Shane: And you don’t always need a slope or hill. I also enjoy trying tricks and turns in relatively small concreted areas.

You’re also active in sponsoring a number of charities. Tell us little about what this involves.
Laurie: We’re currently supporting an amazing charity called Longboarding for Peace. Their philosophy is all about getting children into longboarding, and to encourage peace through the sport. They’ve found that longboarding seems to magically transform children (and adults), especially in deprived areas - who might not normally interact with one another. This program helps sow the seeds for peace because it is focused on people having fun, and learning to trust one another. So we’re honoured to be donating longboards to that cause.

Shane: We’re also supporting AH2O , which was born out of the work started in 2013 by a close friend of ours, Anton Hawkins, who tragically passed away last year, and was a big surfer. His work was about delivering essential water filtration equipment to families in the remote areas of Chinandega in northern Nicaragua.

Laurie: Actually Anton was instrumental in encouraging us to set up Ting Boards and to follow our dreams, and his death really motivated us to start our business and get things moving.

In addition to working with charities, we’ve also got sponsorship deals with Melodie King, who is a fantastic competition surfer based in Cornwall, and Harry De Roth who is the 4 times British Surf Champion and 2 times UK Pro Tour Surf Champion, both of whom have a board deal. We’re also looking to sponsor other people, especially longboarders in the UK, and we’re close to signing a major sponsorship deal with one of the biggest names in world surfing, and one of the most talked about snowboarders, who represented the UK at the Olympics.
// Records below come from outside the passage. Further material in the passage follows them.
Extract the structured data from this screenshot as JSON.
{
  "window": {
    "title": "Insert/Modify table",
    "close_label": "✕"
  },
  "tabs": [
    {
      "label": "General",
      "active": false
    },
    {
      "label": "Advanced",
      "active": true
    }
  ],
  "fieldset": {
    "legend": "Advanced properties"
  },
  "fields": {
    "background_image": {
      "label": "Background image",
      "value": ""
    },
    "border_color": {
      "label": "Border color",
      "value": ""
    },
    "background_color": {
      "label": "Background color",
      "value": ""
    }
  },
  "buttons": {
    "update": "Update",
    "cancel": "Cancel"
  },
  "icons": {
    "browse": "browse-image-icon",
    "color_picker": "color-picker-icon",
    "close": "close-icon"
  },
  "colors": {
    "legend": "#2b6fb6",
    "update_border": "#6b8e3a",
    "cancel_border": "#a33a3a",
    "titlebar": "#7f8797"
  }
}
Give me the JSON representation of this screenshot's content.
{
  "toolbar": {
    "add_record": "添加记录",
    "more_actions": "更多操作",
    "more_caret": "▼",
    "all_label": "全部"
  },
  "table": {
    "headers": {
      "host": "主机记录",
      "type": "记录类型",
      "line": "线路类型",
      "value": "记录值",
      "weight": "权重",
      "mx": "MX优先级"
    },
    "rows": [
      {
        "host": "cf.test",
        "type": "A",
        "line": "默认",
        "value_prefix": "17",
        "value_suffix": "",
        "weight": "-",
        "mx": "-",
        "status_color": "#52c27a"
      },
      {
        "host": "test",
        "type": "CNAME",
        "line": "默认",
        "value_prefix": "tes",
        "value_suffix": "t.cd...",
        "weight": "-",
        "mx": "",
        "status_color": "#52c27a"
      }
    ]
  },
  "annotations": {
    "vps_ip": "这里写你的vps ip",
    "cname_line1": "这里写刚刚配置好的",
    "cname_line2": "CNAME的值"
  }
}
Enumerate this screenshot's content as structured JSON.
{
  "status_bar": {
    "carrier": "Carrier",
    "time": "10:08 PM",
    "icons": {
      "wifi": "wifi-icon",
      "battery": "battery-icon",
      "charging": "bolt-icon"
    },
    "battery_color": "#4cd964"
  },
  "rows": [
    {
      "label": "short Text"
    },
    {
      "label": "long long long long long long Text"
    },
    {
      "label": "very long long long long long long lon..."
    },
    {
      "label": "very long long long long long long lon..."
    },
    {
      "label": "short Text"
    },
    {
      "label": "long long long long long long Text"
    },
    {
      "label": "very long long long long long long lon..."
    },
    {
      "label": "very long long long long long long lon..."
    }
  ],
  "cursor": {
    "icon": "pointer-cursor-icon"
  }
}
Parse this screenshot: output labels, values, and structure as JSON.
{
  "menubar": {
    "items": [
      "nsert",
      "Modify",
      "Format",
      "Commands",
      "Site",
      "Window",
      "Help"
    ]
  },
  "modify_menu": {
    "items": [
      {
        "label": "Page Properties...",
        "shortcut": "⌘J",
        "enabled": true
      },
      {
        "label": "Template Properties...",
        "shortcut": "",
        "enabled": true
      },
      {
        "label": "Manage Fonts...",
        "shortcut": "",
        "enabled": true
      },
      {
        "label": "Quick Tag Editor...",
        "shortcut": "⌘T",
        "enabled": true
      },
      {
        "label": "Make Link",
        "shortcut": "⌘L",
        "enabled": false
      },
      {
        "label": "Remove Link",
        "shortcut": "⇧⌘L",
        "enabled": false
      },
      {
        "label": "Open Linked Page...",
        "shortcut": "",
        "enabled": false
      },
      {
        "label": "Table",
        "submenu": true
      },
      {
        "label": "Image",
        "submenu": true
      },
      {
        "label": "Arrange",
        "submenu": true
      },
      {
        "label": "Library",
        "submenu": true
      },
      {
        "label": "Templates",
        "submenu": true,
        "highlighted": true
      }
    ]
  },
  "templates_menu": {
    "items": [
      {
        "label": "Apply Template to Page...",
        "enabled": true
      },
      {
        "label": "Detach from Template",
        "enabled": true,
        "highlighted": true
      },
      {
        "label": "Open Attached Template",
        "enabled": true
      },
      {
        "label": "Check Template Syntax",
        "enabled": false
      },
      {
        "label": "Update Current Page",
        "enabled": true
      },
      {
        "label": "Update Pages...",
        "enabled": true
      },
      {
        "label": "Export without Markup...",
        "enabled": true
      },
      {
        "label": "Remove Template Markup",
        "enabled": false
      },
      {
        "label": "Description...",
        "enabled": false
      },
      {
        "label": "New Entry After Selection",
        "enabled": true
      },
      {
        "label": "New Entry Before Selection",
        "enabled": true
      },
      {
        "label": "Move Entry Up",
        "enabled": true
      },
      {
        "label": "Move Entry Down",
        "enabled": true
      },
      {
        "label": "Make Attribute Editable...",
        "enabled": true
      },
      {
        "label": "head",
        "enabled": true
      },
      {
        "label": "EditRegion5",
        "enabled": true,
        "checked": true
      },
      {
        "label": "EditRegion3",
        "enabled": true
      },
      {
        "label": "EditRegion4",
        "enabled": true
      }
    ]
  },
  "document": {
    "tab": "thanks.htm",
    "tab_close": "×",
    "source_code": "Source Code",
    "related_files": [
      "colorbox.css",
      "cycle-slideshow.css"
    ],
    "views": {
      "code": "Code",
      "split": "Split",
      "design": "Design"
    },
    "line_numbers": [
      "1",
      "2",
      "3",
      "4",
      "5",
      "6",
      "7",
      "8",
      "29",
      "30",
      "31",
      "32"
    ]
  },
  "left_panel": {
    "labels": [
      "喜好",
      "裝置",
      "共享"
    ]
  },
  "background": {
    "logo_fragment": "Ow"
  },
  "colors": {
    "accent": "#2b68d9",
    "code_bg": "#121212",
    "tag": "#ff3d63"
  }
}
When you’re not cruising about on your longboards, what else are you passionate about?
Laurie: When we’re not longboarding we’re back in the water surfing. Otherwise, we’re totally immersed in running our business and developing new ideas and concepts for Ting Boards.

Ting Boards - a sure ting
(Photographed by Ben Taylor)

What advice would you give to someone who is planning to set up their own business?
Laurie: Just go for it. A lot of people spend too much time dreaming about doing something and never take the first step.

Shane: Definitely, do what you love, especially if it’s a job you’re going to be doing for most of your life. Otherwise what’s the point?

What plans do you have for Ting Boards in the future?
Shane: We’re currently developing a new longboard called a Pin-Tail. It’s going to be a similar shape to our existing carver boards, but the board will have a bit more flex to it, and the tail will come together in a pin, hence the name.

Laurie: We've also got some great new artwork, which is soon to be on a variety of T-shirts and clothing, so watch this space!

Who’s been the biggest inspiration in your lives?

Laurie: It’s got to be Shane really! [laughs]

Shane: Does that mean I have to say Laurie now?

What are you listening to on your MP3 players at the moment?
Shane: I’m listening to lots of reggae and hip hop on mine.

Laurie: I’m really into acoustic, singer songwriter music, or anything that has real heart and soul in it. There’s a strong music scene linked to the whole surfing culture, especially with artists like Ben Howard and Isak Strand.

What do you think the world needs more than anything?
Shane: I think it's about being wholesome and doing good things, and sharing your passion for life with others.

Laurie: And for people to get away from their computers, iPads and PlayStations and get into longboarding! [laughs] Also you’ve only got this life - go and live it!

Find out more about Ting Boards at: